~ Emily Temple, Flavorwire: 10 Phenomenally Tricky Books Everyone Should Read
A wonderful riff on the art of the memoir, a wry critique of academic scholarship, a touching look at father-son and brother-sister relationships, a window into the writer's struggle for originality and a subtle jab at the publishing industry....Compulsively readable.
~ Zak M. Salih, Richmond Times-Dispatch
Playful, maddening, complicated and elusive, The Tragedy of Arthur cements Arthur Phillips's reputation as a novelist who's both staggeringly well-read and brilliantly inventive.
~ Norah Piehl, Bookreporter
More triumph than tragedy, a clever, funny literary deceit that skewers everything in its path — scholars, Shakespeare lovers, anti-Stratfordians, family dynamics, the publishing world, bookish pretensions, even the author. It also slyly tackles some pointed questions about what we consider art and why, and if a rose by any other name would indeed smell as sweet....Phillips [is] a master stylist.
~ Connie Ogle, Miami Herald
The award for biggest gamble that pays off goes to Arthur Phillips, whose editor must have tried to have him committed when he turned in the manuscript for The Tragedy of Arthur ... tricky, smart, and uncomfortably funny.... Wily...sublime.... brazen, smart and playful.
~ Publishers Weekly (Starred Review)
Best of the month.
~ Town and Country Magazine
Phillips captures Shakespeare’s sense of humour perfectly.
~ Daniel Swift, The Financial Times
A tricky, postmodern, nested piece of work that’s also funny and addictively readable.... a bravura performance.
~ Catherine Holmes, Charleston Post and Courier
I loved this novel. It's the type of smart-funny book that you don't read too often.... Phillips has come away from all this having written a fantastic tragi-comic novel, a faux memoir, and a freaking Shakespeare play (alliteration unintended but remaining unchanged).
~ Michelle Cavalier, Cavalier House Books Blog
If you want to read a very clever and creative literary device, read the whole darn tragic thing.
~ Chad Estes, The Fish.com
Phillips never disappoints.
~ Anis Shivani, The Huffington Post (Most Anticipated Books)

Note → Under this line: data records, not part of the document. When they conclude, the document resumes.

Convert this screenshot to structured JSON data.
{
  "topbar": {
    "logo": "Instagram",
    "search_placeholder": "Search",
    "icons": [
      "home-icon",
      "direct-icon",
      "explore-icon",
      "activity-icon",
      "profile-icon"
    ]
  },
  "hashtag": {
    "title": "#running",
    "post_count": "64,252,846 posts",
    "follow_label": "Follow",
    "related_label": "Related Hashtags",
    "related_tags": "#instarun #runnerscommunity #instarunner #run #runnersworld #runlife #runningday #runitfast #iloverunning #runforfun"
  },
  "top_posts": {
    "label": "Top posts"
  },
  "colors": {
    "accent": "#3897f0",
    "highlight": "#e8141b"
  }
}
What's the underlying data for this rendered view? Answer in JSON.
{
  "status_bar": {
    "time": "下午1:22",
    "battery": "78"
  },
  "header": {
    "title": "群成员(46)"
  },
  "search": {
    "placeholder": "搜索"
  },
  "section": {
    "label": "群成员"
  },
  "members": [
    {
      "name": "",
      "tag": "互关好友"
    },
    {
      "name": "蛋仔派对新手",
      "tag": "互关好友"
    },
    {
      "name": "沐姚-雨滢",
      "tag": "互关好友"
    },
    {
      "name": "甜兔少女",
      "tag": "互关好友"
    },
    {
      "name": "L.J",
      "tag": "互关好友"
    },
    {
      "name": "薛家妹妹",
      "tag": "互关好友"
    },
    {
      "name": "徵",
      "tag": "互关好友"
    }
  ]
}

Arthur saves the bulk of his derision for himself, even as you sense the performative aspect to it. In a neat trick, he charms all the more from the prostrate position.

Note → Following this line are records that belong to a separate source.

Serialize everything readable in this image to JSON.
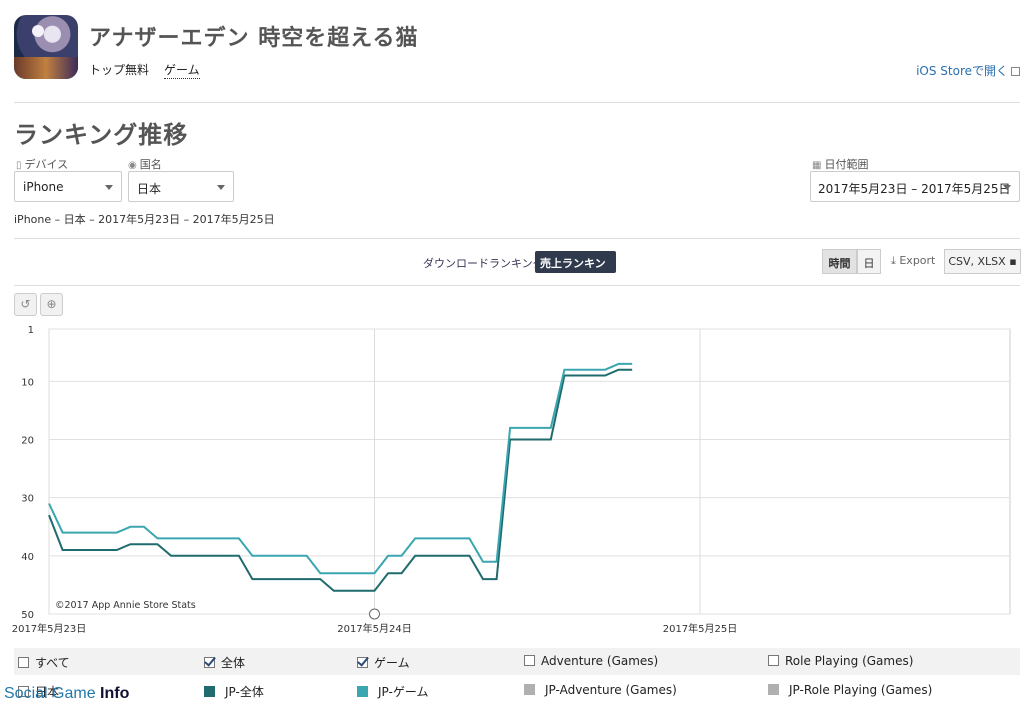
{
  "app": {
    "title": "アナザーエデン 時空を超える猫",
    "breadcrumbs": [
      "トップ無料",
      "ゲーム"
    ],
    "ios_link": "iOS Storeで開く"
  },
  "section_title": "ランキング推移",
  "filters": {
    "device": {
      "label": "デバイス",
      "value": "iPhone"
    },
    "country": {
      "label": "国名",
      "value": "日本"
    },
    "date_range": {
      "label": "日付範囲",
      "value": "2017年5月23日 – 2017年5月25日"
    }
  },
  "summary": "iPhone – 日本 – 2017年5月23日 – 2017年5月25日",
  "tabs": {
    "download": "ダウンロードランキング",
    "revenue": "売上ランキング"
  },
  "controls": {
    "hour": "時間",
    "day": "日",
    "export": "Export",
    "formats": "CSV, XLSX"
  },
  "chart_data": {
    "type": "line",
    "y_reversed": true,
    "ylim": [
      1,
      50
    ],
    "yticks": [
      "1",
      "10",
      "20",
      "30",
      "40",
      "50"
    ],
    "xticks": [
      "2017年5月23日",
      "2017年5月24日",
      "2017年5月25日"
    ],
    "copyright": "©2017 App Annie Store Stats",
    "x_unit": "hours since 2017-05-23 00:00",
    "series": [
      {
        "name": "JP-全体",
        "color": "#1f6b6e",
        "values": [
          [
            0,
            33
          ],
          [
            1,
            39
          ],
          [
            2,
            39
          ],
          [
            3,
            39
          ],
          [
            4,
            39
          ],
          [
            5,
            39
          ],
          [
            6,
            38
          ],
          [
            7,
            38
          ],
          [
            8,
            38
          ],
          [
            9,
            40
          ],
          [
            10,
            40
          ],
          [
            11,
            40
          ],
          [
            12,
            40
          ],
          [
            13,
            40
          ],
          [
            14,
            40
          ],
          [
            15,
            44
          ],
          [
            16,
            44
          ],
          [
            17,
            44
          ],
          [
            18,
            44
          ],
          [
            19,
            44
          ],
          [
            20,
            44
          ],
          [
            21,
            46
          ],
          [
            22,
            46
          ],
          [
            23,
            46
          ],
          [
            24,
            46
          ],
          [
            25,
            43
          ],
          [
            26,
            43
          ],
          [
            27,
            40
          ],
          [
            28,
            40
          ],
          [
            29,
            40
          ],
          [
            30,
            40
          ],
          [
            31,
            40
          ],
          [
            32,
            44
          ],
          [
            33,
            44
          ],
          [
            34,
            20
          ],
          [
            35,
            20
          ],
          [
            36,
            20
          ],
          [
            37,
            20
          ],
          [
            38,
            9
          ],
          [
            39,
            9
          ],
          [
            40,
            9
          ],
          [
            41,
            9
          ],
          [
            42,
            8
          ],
          [
            43,
            8
          ]
        ]
      },
      {
        "name": "JP-ゲーム",
        "color": "#3aa6b0",
        "values": [
          [
            0,
            31
          ],
          [
            1,
            36
          ],
          [
            2,
            36
          ],
          [
            3,
            36
          ],
          [
            4,
            36
          ],
          [
            5,
            36
          ],
          [
            6,
            35
          ],
          [
            7,
            35
          ],
          [
            8,
            37
          ],
          [
            9,
            37
          ],
          [
            10,
            37
          ],
          [
            11,
            37
          ],
          [
            12,
            37
          ],
          [
            13,
            37
          ],
          [
            14,
            37
          ],
          [
            15,
            40
          ],
          [
            16,
            40
          ],
          [
            17,
            40
          ],
          [
            18,
            40
          ],
          [
            19,
            40
          ],
          [
            20,
            43
          ],
          [
            21,
            43
          ],
          [
            22,
            43
          ],
          [
            23,
            43
          ],
          [
            24,
            43
          ],
          [
            25,
            40
          ],
          [
            26,
            40
          ],
          [
            27,
            37
          ],
          [
            28,
            37
          ],
          [
            29,
            37
          ],
          [
            30,
            37
          ],
          [
            31,
            37
          ],
          [
            32,
            41
          ],
          [
            33,
            41
          ],
          [
            34,
            18
          ],
          [
            35,
            18
          ],
          [
            36,
            18
          ],
          [
            37,
            18
          ],
          [
            38,
            8
          ],
          [
            39,
            8
          ],
          [
            40,
            8
          ],
          [
            41,
            8
          ],
          [
            42,
            7
          ],
          [
            43,
            7
          ]
        ]
      }
    ]
  },
  "legend": {
    "all": "すべて",
    "overall": "全体",
    "game": "ゲーム",
    "adventure": "Adventure (Games)",
    "rpg": "Role Playing (Games)",
    "country": "日本",
    "jp_overall": "JP-全体",
    "jp_game": "JP-ゲーム",
    "jp_adventure": "JP-Adventure (Games)",
    "jp_rpg": "JP-Role Playing (Games)",
    "colors": {
      "overall": "#1f6b6e",
      "game": "#3aa6b0",
      "grey": "#b0b0b0"
    }
  },
  "watermark": {
    "a": "Social Game",
    "b": "Info"
  }
}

~ Kimberley Jones, The Austin Chronicle
AND THE PLAY?
Arthur Phillips’ monumental work, “The Tragedy of King Arthur by W. Shakespeare,” is premiering in a production so dazzling it should make Jordan Reeves the hottest director in town.... The erudite author, Arthur Phillips, has written a work so thought-provoking psychologists will be arguing about it for decades.
~ Beatrice Williams-Rude, NYC Stage Review
The ensemble of seven, under the expert direction of Jordan Reeves, get to play from the peak of their classical range to the colloquial median--and they excel at both...Finally, and for Phillips fans it should come as little surprise, the writing is quite good. The playwright has a golden ear for dialogue, is a virtuoso for structure, and is a sinfully good mimic of Shakespeare...Few shows are as well directed, acted, designed, constructed or ambitious.
~ PJ Grisar, NYTheatre.com